» **What the task requires**
Copy out the entries that follow, exactly as written.

Material provided Block Start

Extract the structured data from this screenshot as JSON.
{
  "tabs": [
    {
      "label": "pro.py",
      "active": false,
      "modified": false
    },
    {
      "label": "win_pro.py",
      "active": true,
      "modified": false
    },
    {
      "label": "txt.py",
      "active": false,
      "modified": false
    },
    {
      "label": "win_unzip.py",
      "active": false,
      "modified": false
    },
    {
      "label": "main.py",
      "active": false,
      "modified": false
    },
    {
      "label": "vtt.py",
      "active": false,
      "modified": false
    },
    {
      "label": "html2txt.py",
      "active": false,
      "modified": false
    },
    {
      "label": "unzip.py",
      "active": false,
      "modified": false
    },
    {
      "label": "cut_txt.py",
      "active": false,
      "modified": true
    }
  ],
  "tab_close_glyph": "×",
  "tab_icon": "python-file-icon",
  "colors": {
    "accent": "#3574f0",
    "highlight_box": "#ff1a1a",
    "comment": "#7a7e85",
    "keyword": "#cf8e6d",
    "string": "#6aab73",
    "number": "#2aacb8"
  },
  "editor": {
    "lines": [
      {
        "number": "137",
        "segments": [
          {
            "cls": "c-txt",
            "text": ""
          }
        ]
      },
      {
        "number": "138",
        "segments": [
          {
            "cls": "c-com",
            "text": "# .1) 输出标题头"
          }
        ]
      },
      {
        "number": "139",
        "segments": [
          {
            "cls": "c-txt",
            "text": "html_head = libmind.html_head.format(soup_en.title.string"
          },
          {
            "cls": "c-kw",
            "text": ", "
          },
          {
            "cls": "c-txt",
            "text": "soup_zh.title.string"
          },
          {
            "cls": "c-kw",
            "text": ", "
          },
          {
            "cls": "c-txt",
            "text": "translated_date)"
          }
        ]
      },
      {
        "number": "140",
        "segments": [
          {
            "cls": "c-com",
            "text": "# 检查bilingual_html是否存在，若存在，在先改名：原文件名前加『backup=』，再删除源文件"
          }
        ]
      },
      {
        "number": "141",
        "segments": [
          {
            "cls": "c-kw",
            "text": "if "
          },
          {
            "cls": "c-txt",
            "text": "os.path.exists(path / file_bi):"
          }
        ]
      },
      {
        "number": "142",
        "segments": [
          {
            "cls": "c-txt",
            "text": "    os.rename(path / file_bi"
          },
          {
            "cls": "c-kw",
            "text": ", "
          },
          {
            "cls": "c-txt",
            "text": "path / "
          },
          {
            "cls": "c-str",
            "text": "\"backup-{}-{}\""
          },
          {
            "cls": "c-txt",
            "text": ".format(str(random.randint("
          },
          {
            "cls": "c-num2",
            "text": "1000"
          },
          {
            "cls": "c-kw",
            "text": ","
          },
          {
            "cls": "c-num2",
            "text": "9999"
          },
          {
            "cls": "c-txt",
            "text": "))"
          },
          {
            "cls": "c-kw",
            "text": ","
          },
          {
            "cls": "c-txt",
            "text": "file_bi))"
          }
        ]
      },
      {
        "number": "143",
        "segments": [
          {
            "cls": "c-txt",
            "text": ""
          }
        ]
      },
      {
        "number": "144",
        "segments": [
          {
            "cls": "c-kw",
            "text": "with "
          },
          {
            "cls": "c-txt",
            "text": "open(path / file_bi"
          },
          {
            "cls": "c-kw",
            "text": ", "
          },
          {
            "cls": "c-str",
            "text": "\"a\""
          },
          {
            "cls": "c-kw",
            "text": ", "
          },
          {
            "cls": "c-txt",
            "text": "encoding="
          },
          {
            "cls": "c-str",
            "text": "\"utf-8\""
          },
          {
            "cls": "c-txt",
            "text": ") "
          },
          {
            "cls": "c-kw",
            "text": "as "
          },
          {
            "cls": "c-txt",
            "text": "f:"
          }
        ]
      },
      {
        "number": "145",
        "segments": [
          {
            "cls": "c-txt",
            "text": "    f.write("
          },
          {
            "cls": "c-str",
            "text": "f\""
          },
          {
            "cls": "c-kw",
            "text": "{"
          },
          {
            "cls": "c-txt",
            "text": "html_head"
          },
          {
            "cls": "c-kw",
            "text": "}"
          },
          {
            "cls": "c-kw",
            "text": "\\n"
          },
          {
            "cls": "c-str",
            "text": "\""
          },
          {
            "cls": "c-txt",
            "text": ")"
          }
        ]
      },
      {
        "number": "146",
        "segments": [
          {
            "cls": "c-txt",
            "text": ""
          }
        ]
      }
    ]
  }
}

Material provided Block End

» **Written response**
Extract the structured data from this screenshot as JSON.
{
  "tabs": [
    {
      "label": "pro.py",
      "active": false,
      "modified": false
    },
    {
      "label": "win_pro.py",
      "active": true,
      "modified": false
    },
    {
      "label": "txt.py",
      "active": false,
      "modified": false
    },
    {
      "label": "win_unzip.py",
      "active": false,
      "modified": false
    },
    {
      "label": "main.py",
      "active": false,
      "modified": false
    },
    {
      "label": "vtt.py",
      "active": false,
      "modified": false
    },
    {
      "label": "html2txt.py",
      "active": false,
      "modified": false
    },
    {
      "label": "unzip.py",
      "active": false,
      "modified": false
    },
    {
      "label": "cut_txt.py",
      "active": false,
      "modified": true
    }
  ],
  "tab_close_glyph": "×",
  "tab_icon": "python-file-icon",
  "colors": {
    "accent": "#3574f0",
    "highlight_box": "#ff1a1a",
    "comment": "#7a7e85",
    "keyword": "#cf8e6d",
    "string": "#6aab73",
    "number": "#2aacb8"
  },
  "editor": {
    "lines": [
      {
        "number": "137",
        "segments": [
          {
            "cls": "c-txt",
            "text": ""
          }
        ]
      },
      {
        "number": "138",
        "segments": [
          {
            "cls": "c-com",
            "text": "# .1) 输出标题头"
          }
        ]
      },
      {
        "number": "139",
        "segments": [
          {
            "cls": "c-txt",
            "text": "html_head = libmind.html_head.format(soup_en.title.string"
          },
          {
            "cls": "c-kw",
            "text": ", "
          },
          {
            "cls": "c-txt",
            "text": "soup_zh.title.string"
          },
          {
            "cls": "c-kw",
            "text": ", "
          },
          {
            "cls": "c-txt",
            "text": "translated_date)"
          }
        ]
      },
      {
        "number": "140",
        "segments": [
          {
            "cls": "c-com",
            "text": "# 检查bilingual_html是否存在，若存在，在先改名：原文件名前加『backup=』，再删除源文件"
          }
        ]
      },
      {
        "number": "141",
        "segments": [
          {
            "cls": "c-kw",
            "text": "if "
          },
          {
            "cls": "c-txt",
            "text": "os.path.exists(path / file_bi):"
          }
        ]
      },
      {
        "number": "142",
        "segments": [
          {
            "cls": "c-txt",
            "text": "    os.rename(path / file_bi"
          },
          {
            "cls": "c-kw",
            "text": ", "
          },
          {
            "cls": "c-txt",
            "text": "path / "
          },
          {
            "cls": "c-str",
            "text": "\"backup-{}-{}\""
          },
          {
            "cls": "c-txt",
            "text": ".format(str(random.randint("
          },
          {
            "cls": "c-num2",
            "text": "1000"
          },
          {
            "cls": "c-kw",
            "text": ","
          },
          {
            "cls": "c-num2",
            "text": "9999"
          },
          {
            "cls": "c-txt",
            "text": "))"
          },
          {
            "cls": "c-kw",
            "text": ","
          },
          {
            "cls": "c-txt",
            "text": "file_bi))"
          }
        ]
      },
      {
        "number": "143",
        "segments": [
          {
            "cls": "c-txt",
            "text": ""
          }
        ]
      },
      {
        "number": "144",
        "segments": [
          {
            "cls": "c-kw",
            "text": "with "
          },
          {
            "cls": "c-txt",
            "text": "open(path / file_bi"
          },
          {
            "cls": "c-kw",
            "text": ", "
          },
          {
            "cls": "c-str",
            "text": "\"a\""
          },
          {
            "cls": "c-kw",
            "text": ", "
          },
          {
            "cls": "c-txt",
            "text": "encoding="
          },
          {
            "cls": "c-str",
            "text": "\"utf-8\""
          },
          {
            "cls": "c-txt",
            "text": ") "
          },
          {
            "cls": "c-kw",
            "text": "as "
          },
          {
            "cls": "c-txt",
            "text": "f:"
          }
        ]
      },
      {
        "number": "145",
        "segments": [
          {
            "cls": "c-txt",
            "text": "    f.write("
          },
          {
            "cls": "c-str",
            "text": "f\""
          },
          {
            "cls": "c-kw",
            "text": "{"
          },
          {
            "cls": "c-txt",
            "text": "html_head"
          },
          {
            "cls": "c-kw",
            "text": "}"
          },
          {
            "cls": "c-kw",
            "text": "\\n"
          },
          {
            "cls": "c-str",
            "text": "\""
          },
          {
            "cls": "c-txt",
            "text": ")"
          }
        ]
      },
      {
        "number": "146",
        "segments": [
          {
            "cls": "c-txt",
            "text": ""
          }
        ]
      }
    ]
  }
}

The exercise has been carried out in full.